Browser Searches

5.2.8.3
Browser searches are terms or incomplete website addresses entered into the URL bar of the
built
-
in
Web browser
. These searches

are collected
by
DroidWatch

through an a
larm.

A content
observer is not av
ailable for this data set; therefore
, the underlying data must be retrieved through
a scheduled process. Searches are configured to be accessed through the
25

com.a
ndroid.provider.Browser.SEARCHES_URI

content provider

URI
eve
ry six
hours

by default

and are inserted into the DroidWatch
database if they are unique events
. Access

to the content re
quires the same
permission
as

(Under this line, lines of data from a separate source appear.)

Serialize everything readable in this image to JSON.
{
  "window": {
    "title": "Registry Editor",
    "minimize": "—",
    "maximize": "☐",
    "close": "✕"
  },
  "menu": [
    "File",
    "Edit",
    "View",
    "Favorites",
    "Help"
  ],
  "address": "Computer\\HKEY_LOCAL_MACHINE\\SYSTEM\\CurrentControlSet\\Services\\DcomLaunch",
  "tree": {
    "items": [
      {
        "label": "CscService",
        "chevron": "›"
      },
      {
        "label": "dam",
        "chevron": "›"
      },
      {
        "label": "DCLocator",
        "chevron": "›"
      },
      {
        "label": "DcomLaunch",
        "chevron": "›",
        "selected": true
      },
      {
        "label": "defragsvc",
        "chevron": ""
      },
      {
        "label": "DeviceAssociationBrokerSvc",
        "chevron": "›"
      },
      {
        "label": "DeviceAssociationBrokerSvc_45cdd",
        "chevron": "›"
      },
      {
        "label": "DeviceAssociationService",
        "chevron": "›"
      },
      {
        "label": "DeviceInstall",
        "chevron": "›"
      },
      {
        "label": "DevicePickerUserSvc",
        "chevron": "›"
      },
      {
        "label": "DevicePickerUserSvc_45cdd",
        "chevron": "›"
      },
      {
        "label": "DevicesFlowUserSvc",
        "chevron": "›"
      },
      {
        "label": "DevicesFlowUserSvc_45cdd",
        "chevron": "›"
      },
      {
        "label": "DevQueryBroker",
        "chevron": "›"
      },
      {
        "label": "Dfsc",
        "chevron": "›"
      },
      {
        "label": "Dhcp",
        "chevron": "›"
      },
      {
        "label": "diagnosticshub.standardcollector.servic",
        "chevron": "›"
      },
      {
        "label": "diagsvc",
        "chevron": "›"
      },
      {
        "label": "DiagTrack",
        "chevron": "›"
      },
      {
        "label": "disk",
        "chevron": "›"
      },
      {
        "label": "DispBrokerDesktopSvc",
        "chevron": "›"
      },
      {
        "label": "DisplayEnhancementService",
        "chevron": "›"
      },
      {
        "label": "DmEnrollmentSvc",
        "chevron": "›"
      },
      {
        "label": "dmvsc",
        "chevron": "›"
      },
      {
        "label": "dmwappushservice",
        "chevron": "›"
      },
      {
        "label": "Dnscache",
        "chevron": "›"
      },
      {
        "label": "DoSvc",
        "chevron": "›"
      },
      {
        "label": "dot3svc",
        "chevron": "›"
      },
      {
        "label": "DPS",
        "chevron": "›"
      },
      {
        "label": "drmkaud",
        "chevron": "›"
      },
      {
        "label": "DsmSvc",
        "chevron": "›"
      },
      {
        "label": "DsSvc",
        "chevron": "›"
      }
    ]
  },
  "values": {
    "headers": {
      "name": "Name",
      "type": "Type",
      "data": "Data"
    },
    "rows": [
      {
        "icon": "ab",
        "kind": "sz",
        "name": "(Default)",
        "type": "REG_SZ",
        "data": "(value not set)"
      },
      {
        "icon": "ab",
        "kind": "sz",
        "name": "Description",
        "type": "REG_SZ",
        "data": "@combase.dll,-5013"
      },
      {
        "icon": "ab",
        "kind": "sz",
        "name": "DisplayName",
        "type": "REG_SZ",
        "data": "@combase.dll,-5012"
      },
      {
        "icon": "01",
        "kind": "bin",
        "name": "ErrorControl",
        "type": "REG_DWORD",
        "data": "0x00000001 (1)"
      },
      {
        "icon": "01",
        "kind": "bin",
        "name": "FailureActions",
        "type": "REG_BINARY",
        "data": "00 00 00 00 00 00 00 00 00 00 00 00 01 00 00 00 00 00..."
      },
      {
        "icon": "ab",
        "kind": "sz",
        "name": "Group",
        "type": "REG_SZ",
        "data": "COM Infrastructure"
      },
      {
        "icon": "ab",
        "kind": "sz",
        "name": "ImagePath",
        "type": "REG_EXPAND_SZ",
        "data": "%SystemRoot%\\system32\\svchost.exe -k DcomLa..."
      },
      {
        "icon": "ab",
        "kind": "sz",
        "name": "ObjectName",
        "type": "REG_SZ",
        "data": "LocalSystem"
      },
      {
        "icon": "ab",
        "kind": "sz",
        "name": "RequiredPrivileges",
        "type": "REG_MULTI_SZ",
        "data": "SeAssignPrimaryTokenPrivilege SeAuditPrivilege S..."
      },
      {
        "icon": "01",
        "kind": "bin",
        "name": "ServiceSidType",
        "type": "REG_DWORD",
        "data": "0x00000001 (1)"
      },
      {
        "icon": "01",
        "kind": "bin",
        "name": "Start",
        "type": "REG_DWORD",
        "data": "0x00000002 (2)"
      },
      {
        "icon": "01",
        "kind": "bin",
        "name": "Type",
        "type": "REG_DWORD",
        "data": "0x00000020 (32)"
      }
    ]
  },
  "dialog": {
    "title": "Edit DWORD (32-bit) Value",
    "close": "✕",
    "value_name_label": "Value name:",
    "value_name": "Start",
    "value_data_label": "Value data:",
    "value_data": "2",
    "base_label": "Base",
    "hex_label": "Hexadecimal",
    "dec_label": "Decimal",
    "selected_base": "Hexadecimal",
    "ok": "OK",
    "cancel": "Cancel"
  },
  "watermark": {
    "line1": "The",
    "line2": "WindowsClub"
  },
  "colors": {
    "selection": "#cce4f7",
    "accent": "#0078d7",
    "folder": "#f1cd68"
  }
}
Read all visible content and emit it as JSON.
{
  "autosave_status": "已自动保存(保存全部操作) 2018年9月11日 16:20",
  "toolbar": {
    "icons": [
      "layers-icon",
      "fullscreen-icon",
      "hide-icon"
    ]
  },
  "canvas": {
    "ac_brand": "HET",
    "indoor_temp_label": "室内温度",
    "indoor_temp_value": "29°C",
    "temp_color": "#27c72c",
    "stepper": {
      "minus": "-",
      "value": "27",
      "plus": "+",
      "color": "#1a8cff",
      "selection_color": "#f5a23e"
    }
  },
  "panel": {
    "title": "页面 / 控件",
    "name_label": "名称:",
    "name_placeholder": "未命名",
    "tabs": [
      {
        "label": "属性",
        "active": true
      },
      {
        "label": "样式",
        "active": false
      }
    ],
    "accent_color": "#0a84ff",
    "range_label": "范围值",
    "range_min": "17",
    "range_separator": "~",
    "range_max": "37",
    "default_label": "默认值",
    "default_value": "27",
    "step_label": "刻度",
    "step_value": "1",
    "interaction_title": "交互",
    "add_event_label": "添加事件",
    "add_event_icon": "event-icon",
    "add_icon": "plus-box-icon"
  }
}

browser URL
collection
s
:
com.android.browser.permission.READ_HISTORY_BOOKMARKS
.



Calendar Events

5.2.8.4
Official

support to
access calendar events was included

with the Android release of Ice Cream
Sandwich and API level 14

(Bray, 2011)
. H
owever,

because

the phone used in this research runs
the older Gingerbread operating system
,
undocum
ented parts of the Android framework API are
used to retrieve
these events and

may not work in

other Android phones

or versions
.
11

The alarm
is

configured to
scan

the
content://com.
android.calendar
/event_entities

content provider
URI
for new events
every tw
elve

hours

by default
.

Since the c
ontent provider
does not
allow access to

any fields that
in
dicate

when
a calendar event is added

to a device
, a
separate calendar database table is created and maintained. Upon the installation
and first
execution
of Droid
Watch, the table is populated with current calendar events and marked with the
current timestamp.

During

periodic scan
s

of the built
-
in Android calendar, DroidWatch checks
each entry against its internal
calendar t
able and adds the event
if it is new
.
Whil
e additional data
such as location, author, and event details are available through the content

provider, this research
focuses

on
event
dates and titles. Access to perform these actions on the calendar

data set requires
the
android.permission.READ_CALENDA
R

permission

be declared in the
AndroidManifest
.





11

Undocumented content provider URIs were identified through various online Android
-
related forums and
confirmed by their presence in the source code of
the Android Open Source Project.

26


Call Logs

5.2.8.5
Call details are

retrievable

using a variety of methods.
A b
roadcast receive
r

can be u
sed
, but
notifications
are only triggered
when t
he phone changes its state (